    Pirotta, M ; Gunn, J ; Chondros, P ; Grover, S ; Hurley, S ; Garland, S (Springer Science and Business Media LLC, 2004-03-28)

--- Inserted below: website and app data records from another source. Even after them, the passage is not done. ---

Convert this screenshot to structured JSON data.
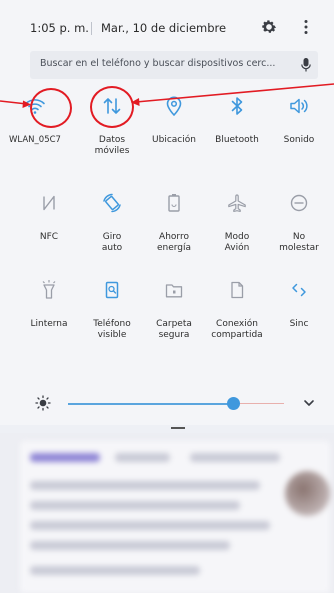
{
  "status": {
    "time": "1:05 p. m.",
    "date": "Mar., 10 de diciembre"
  },
  "search": {
    "placeholder": "Buscar en el teléfono y buscar dispositivos cerc..."
  },
  "tiles": [
    {
      "label": "WLAN_05C7",
      "icon": "wifi-icon"
    },
    {
      "label": "Datos\nmóviles",
      "icon": "mobile-data-icon"
    },
    {
      "label": "Ubicación",
      "icon": "location-icon"
    },
    {
      "label": "Bluetooth",
      "icon": "bluetooth-icon"
    },
    {
      "label": "Sonido",
      "icon": "sound-icon"
    },
    {
      "label": "NFC",
      "icon": "nfc-icon"
    },
    {
      "label": "Giro\nauto",
      "icon": "auto-rotate-icon"
    },
    {
      "label": "Ahorro\nenergía",
      "icon": "battery-saver-icon"
    },
    {
      "label": "Modo\nAvión",
      "icon": "airplane-icon"
    },
    {
      "label": "No\nmolestar",
      "icon": "do-not-disturb-icon"
    },
    {
      "label": "Linterna",
      "icon": "flashlight-icon"
    },
    {
      "label": "Teléfono\nvisible",
      "icon": "phone-visible-icon"
    },
    {
      "label": "Carpeta\nsegura",
      "icon": "secure-folder-icon"
    },
    {
      "label": "Conexión\ncompartida",
      "icon": "hotspot-icon"
    },
    {
      "label": "Sinc",
      "icon": "sync-icon"
    }
  ],
  "brightness": {
    "level": 0.8
  },
  "colors": {
    "active": "#3f98dd",
    "inactive": "#9a9ea8",
    "annotation": "#e21b23"
  }
}
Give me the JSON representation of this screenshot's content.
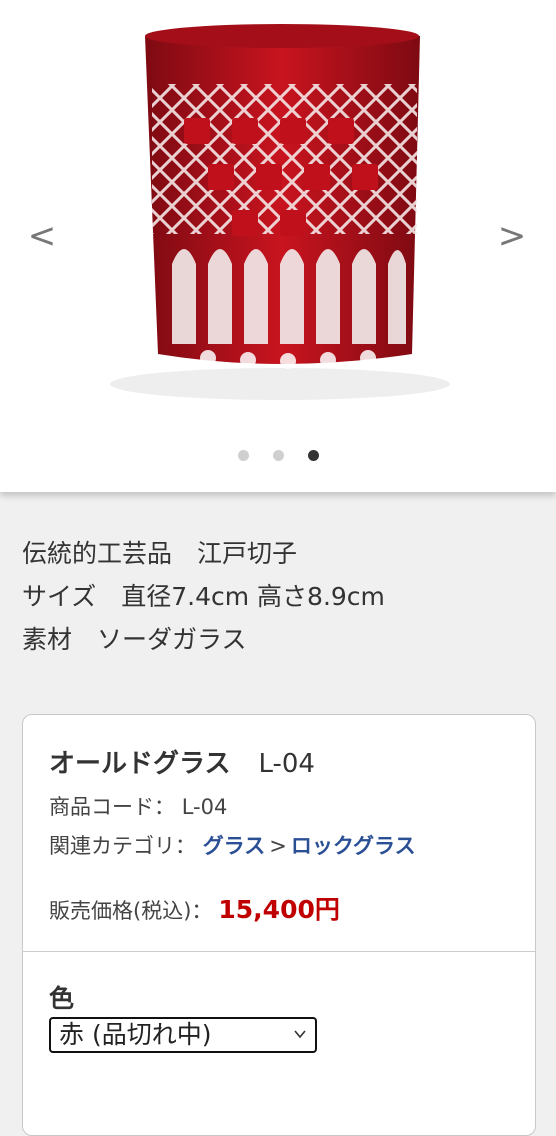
{
  "gallery": {
    "prev_arrow": "<",
    "next_arrow": ">",
    "slide_count": 3,
    "active_slide": 3,
    "image_main_color": "#b0101a"
  },
  "description": {
    "line1": "伝統的工芸品　江戸切子",
    "line2": "サイズ　直径7.4cm 高さ8.9cm",
    "line3": "素材　ソーダガラス"
  },
  "product": {
    "name": "オールドグラス",
    "code_suffix": "L-04",
    "code_label": "商品コード：",
    "code_value": "L-04",
    "category_label": "関連カテゴリ：",
    "category_1": "グラス",
    "category_sep": ">",
    "category_2": "ロックグラス",
    "price_label": "販売価格(税込)：",
    "price_value": "15,400円",
    "price_color": "#c00000",
    "link_color": "#2a4f95"
  },
  "options": {
    "color_label": "色",
    "color_selected": "赤 (品切れ中)"
  }
}
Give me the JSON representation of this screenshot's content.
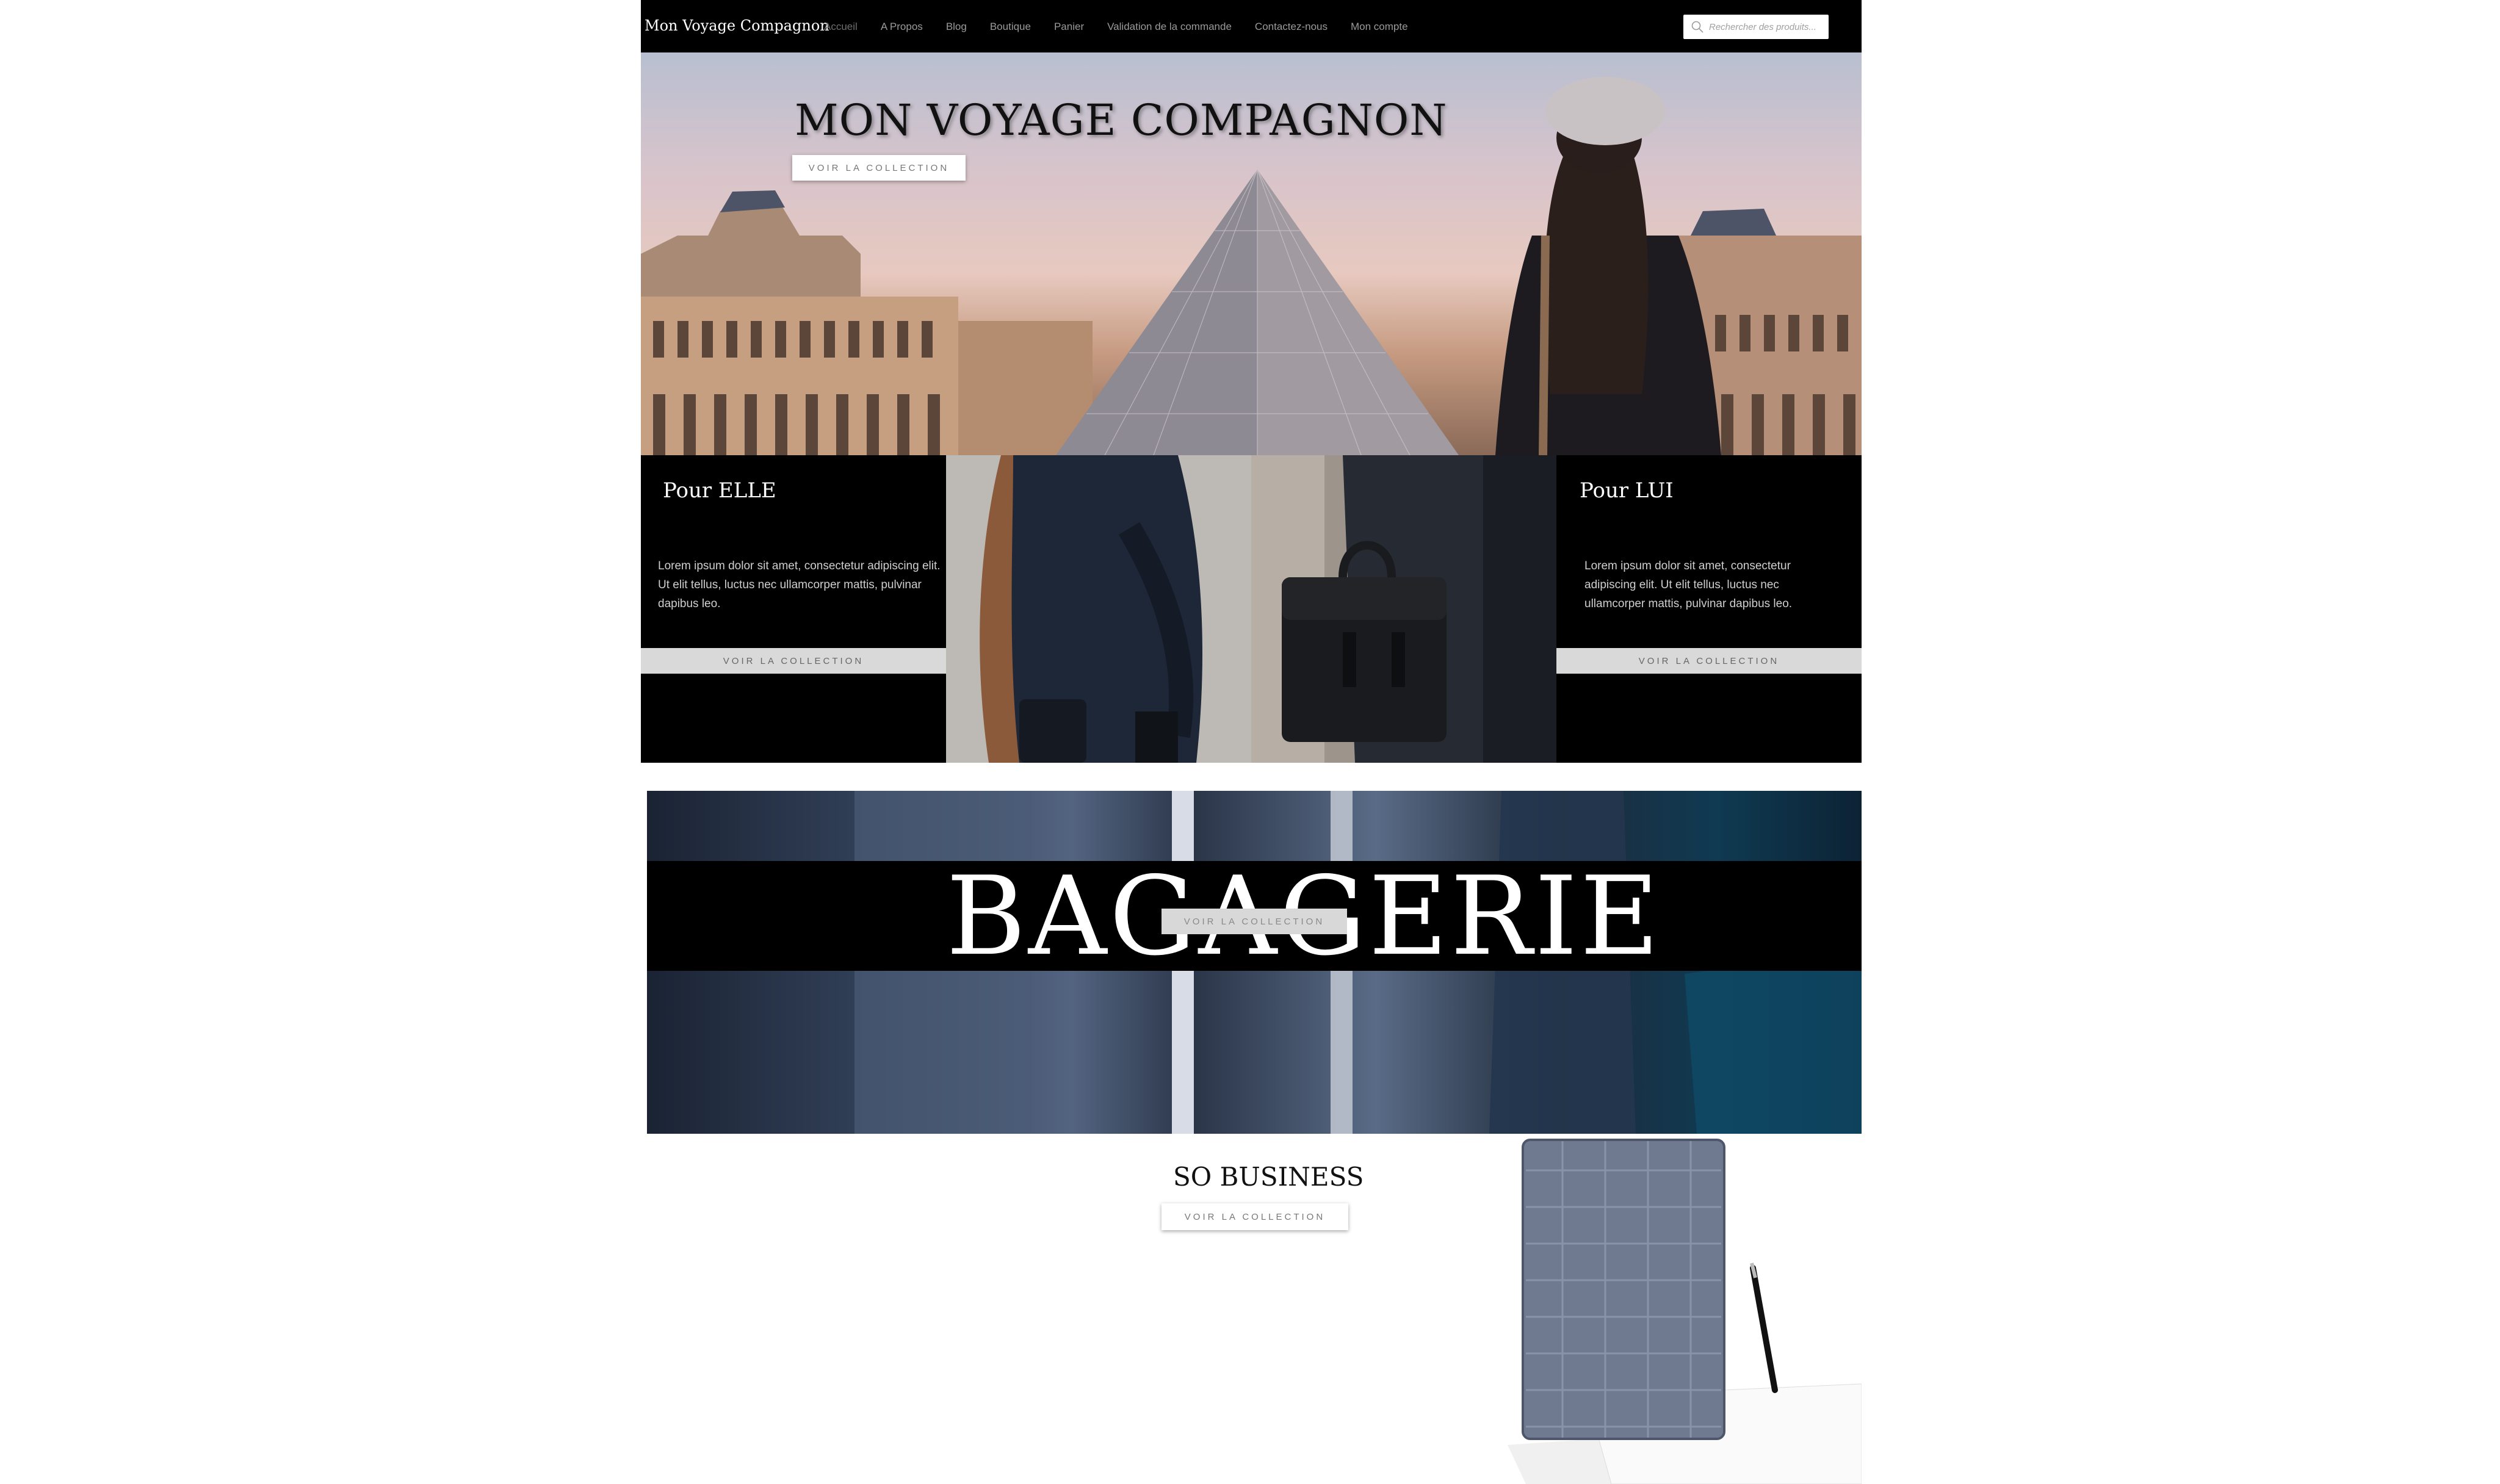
{
  "nav": {
    "brand": "Mon Voyage Compagnon",
    "items": [
      {
        "label": "Accueil"
      },
      {
        "label": "A Propos"
      },
      {
        "label": "Blog"
      },
      {
        "label": "Boutique"
      },
      {
        "label": "Panier"
      },
      {
        "label": "Validation de la commande"
      },
      {
        "label": "Contactez-nous"
      },
      {
        "label": "Mon compte"
      }
    ],
    "search_placeholder": "Rechercher des produits..."
  },
  "hero": {
    "title": "MON VOYAGE COMPAGNON",
    "button": "VOIR LA COLLECTION"
  },
  "her": {
    "title": "Pour ELLE",
    "text": "Lorem ipsum dolor sit amet, consectetur adipiscing elit. Ut elit tellus, luctus nec ullamcorper mattis, pulvinar dapibus leo.",
    "button": "VOIR LA COLLECTION"
  },
  "him": {
    "title": "Pour LUI",
    "text": "Lorem ipsum dolor sit amet, consectetur adipiscing elit. Ut elit tellus, luctus nec ullamcorper mattis, pulvinar dapibus leo.",
    "button": "VOIR LA COLLECTION"
  },
  "bagagerie": {
    "title": "BAGAGERIE",
    "button": "VOIR LA COLLECTION"
  },
  "business": {
    "title": "SO BUSINESS",
    "button": "VOIR LA COLLECTION"
  }
}
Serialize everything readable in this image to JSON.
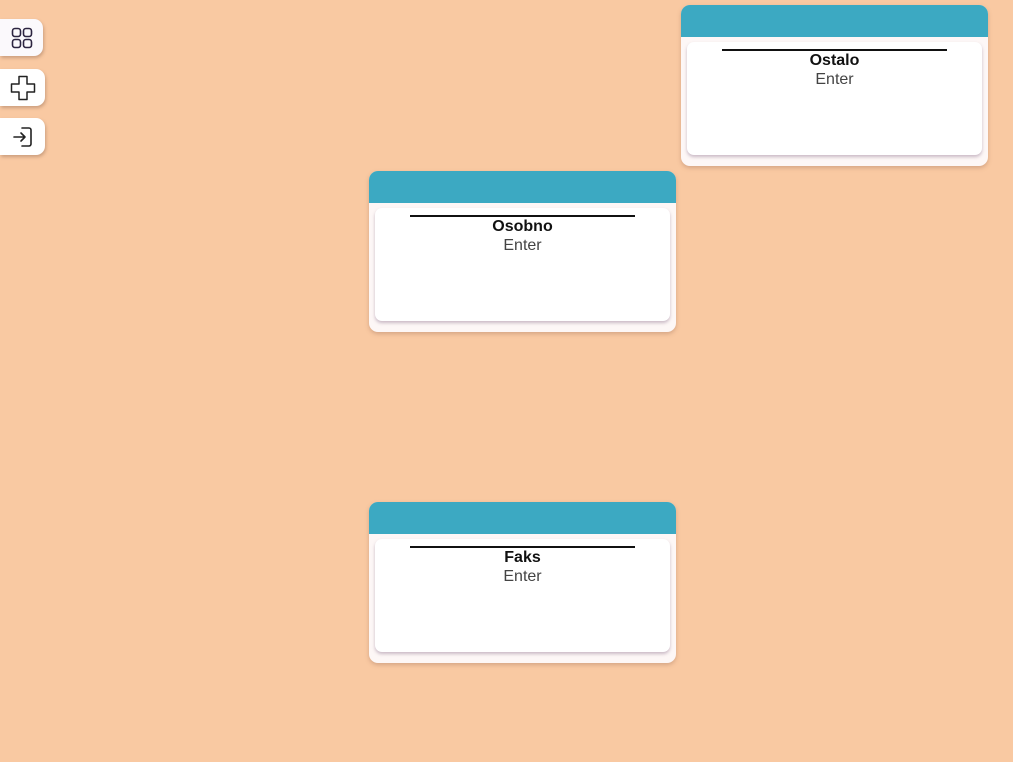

    BACKGROUND: Complementary and alternative medicines are used by many consumers, and increasingly are being incorporated into the general practitioner's armamentarium. Despite widespread usage, the evidence base for most complementary therapies is weak or non-existent. Post-antibiotic vulvovaginitis is a common problem in general practice, for which complementary therapies are often used. A recent study in Melbourne, Australia, found that 40% of women with a past history of vulvovaginitis had used probiotic Lactobacillus species to prevent or treat post-antibiotic vulvovaginitis. There is no evidence that this therapy is effective. This study aims to test whether oral or vaginal lactobacillus is effective in the prevention of post-antibiotic vulvovaginitis. METHODS/DESIGN: A randomised placebo-controlled blinded 2 x 2 factorial design is being used. General practitioners or pharmacists approach non-pregnant women, aged 18-50 years, who present with a non-genital infection requiring a short course of oral antibiotics, to participate in the study. Participants are randomised in a four group factorial design either to oral lactobacillus powder or placebo and either vaginal lactobacillus pessaries or placebo. These interventions are taken while on antibiotics and for four days afterwards or until symptoms of vaginitis develop. Women self collect a vaginal swab for culture of Candida species and complete a survey at baseline and again four days after completing their study medications. The sample size (a total of 496--124 in each factorial group) is calculated to identify a reduction of half in post-antibiotic vulvovaginitis from 23%, while allowing for a 25% drop-out. An independent Data Monitoring Committee is supervising the trial. Analysis will be intention-to-treat, with two pre-specified main comparisons: (i) oral lactobacillus versus placebo and (ii) vaginal lactobacillus versus placebo.